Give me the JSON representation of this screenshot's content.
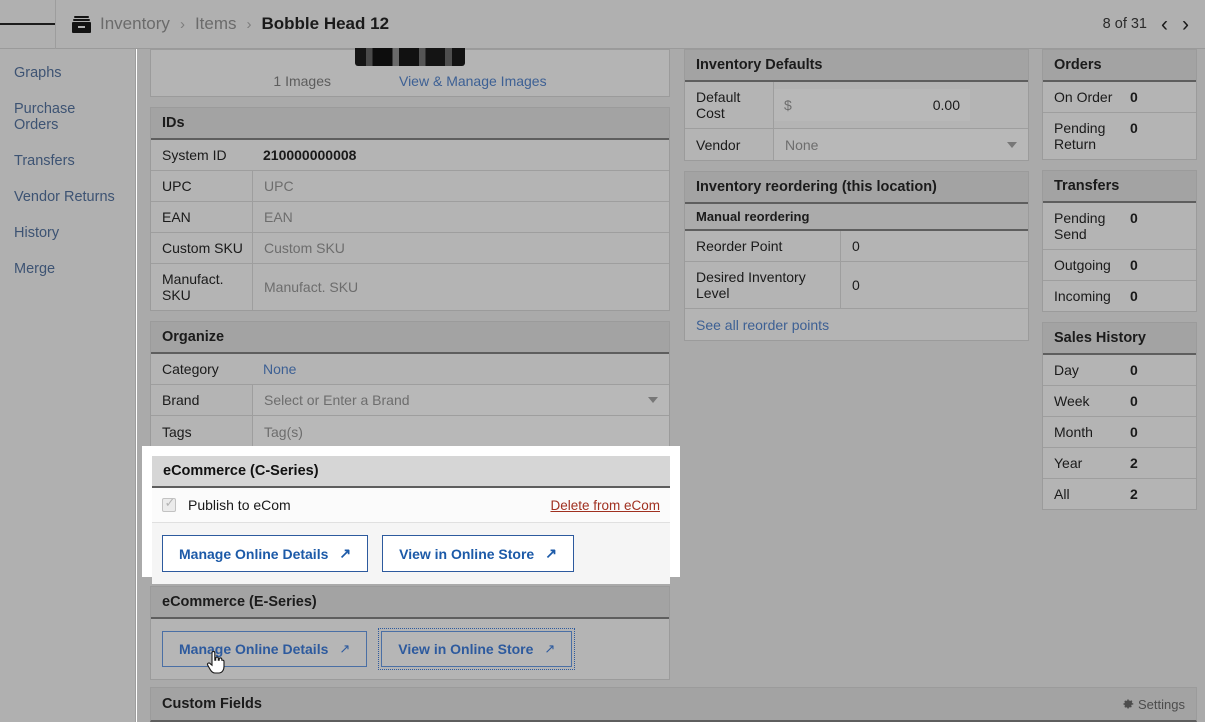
{
  "topbar": {
    "menu_icon": "hamburger-icon",
    "inventory_icon": "inventory-box-icon",
    "breadcrumb": [
      "Inventory",
      "Items",
      "Bobble Head 12"
    ],
    "separator": "›",
    "pager_count": "8 of 31",
    "prev_icon": "‹",
    "next_icon": "›"
  },
  "sidebar": {
    "items": [
      {
        "label": "Graphs"
      },
      {
        "label": "Purchase Orders"
      },
      {
        "label": "Transfers"
      },
      {
        "label": "Vendor Returns"
      },
      {
        "label": "History"
      },
      {
        "label": "Merge"
      }
    ]
  },
  "images": {
    "count_label": "1 Images",
    "manage_link": "View & Manage Images"
  },
  "ids": {
    "title": "IDs",
    "rows": [
      {
        "label": "System ID",
        "value": "210000000008",
        "bold": true
      },
      {
        "label": "UPC",
        "value": "UPC",
        "placeholder": true
      },
      {
        "label": "EAN",
        "value": "EAN",
        "placeholder": true
      },
      {
        "label": "Custom SKU",
        "value": "Custom SKU",
        "placeholder": true
      },
      {
        "label": "Manufact. SKU",
        "value": "Manufact. SKU",
        "placeholder": true
      }
    ]
  },
  "organize": {
    "title": "Organize",
    "category_label": "Category",
    "category_value": "None",
    "brand_label": "Brand",
    "brand_placeholder": "Select or Enter a Brand",
    "tags_label": "Tags",
    "tags_placeholder": "Tag(s)"
  },
  "inventory_defaults": {
    "title": "Inventory Defaults",
    "default_cost_label": "Default Cost",
    "currency_symbol": "$",
    "default_cost_value": "0.00",
    "vendor_label": "Vendor",
    "vendor_value": "None"
  },
  "reordering": {
    "title": "Inventory reordering (this location)",
    "subtitle": "Manual reordering",
    "reorder_point_label": "Reorder Point",
    "reorder_point_value": "0",
    "desired_level_label": "Desired Inventory Level",
    "desired_level_value": "0",
    "see_all_link": "See all reorder points"
  },
  "ecommerce_c": {
    "title": "eCommerce (C-Series)",
    "publish_label": "Publish to eCom",
    "publish_checked": true,
    "delete_link": "Delete from eCom",
    "manage_button": "Manage Online Details",
    "view_button": "View in Online Store",
    "external_icon": "↗"
  },
  "ecommerce_e": {
    "title": "eCommerce (E-Series)",
    "manage_button": "Manage Online Details",
    "view_button": "View in Online Store",
    "external_icon": "↗"
  },
  "custom_fields": {
    "title": "Custom Fields",
    "settings_label": "Settings",
    "settings_icon": "gear-icon"
  },
  "orders": {
    "title": "Orders",
    "rows": [
      {
        "label": "On Order",
        "value": "0"
      },
      {
        "label": "Pending Return",
        "value": "0"
      }
    ]
  },
  "transfers": {
    "title": "Transfers",
    "rows": [
      {
        "label": "Pending Send",
        "value": "0"
      },
      {
        "label": "Outgoing",
        "value": "0"
      },
      {
        "label": "Incoming",
        "value": "0"
      }
    ]
  },
  "sales_history": {
    "title": "Sales History",
    "rows": [
      {
        "label": "Day",
        "value": "0"
      },
      {
        "label": "Week",
        "value": "0"
      },
      {
        "label": "Month",
        "value": "0"
      },
      {
        "label": "Year",
        "value": "2"
      },
      {
        "label": "All",
        "value": "2"
      }
    ]
  },
  "colors": {
    "link": "#3d6094",
    "button_blue": "#2d5a9e",
    "delete_red": "#a03020",
    "page_bg": "#aaaaaa"
  }
}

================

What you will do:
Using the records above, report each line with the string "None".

Completed task:
    "category_value": "None",
    "vendor_value": "None"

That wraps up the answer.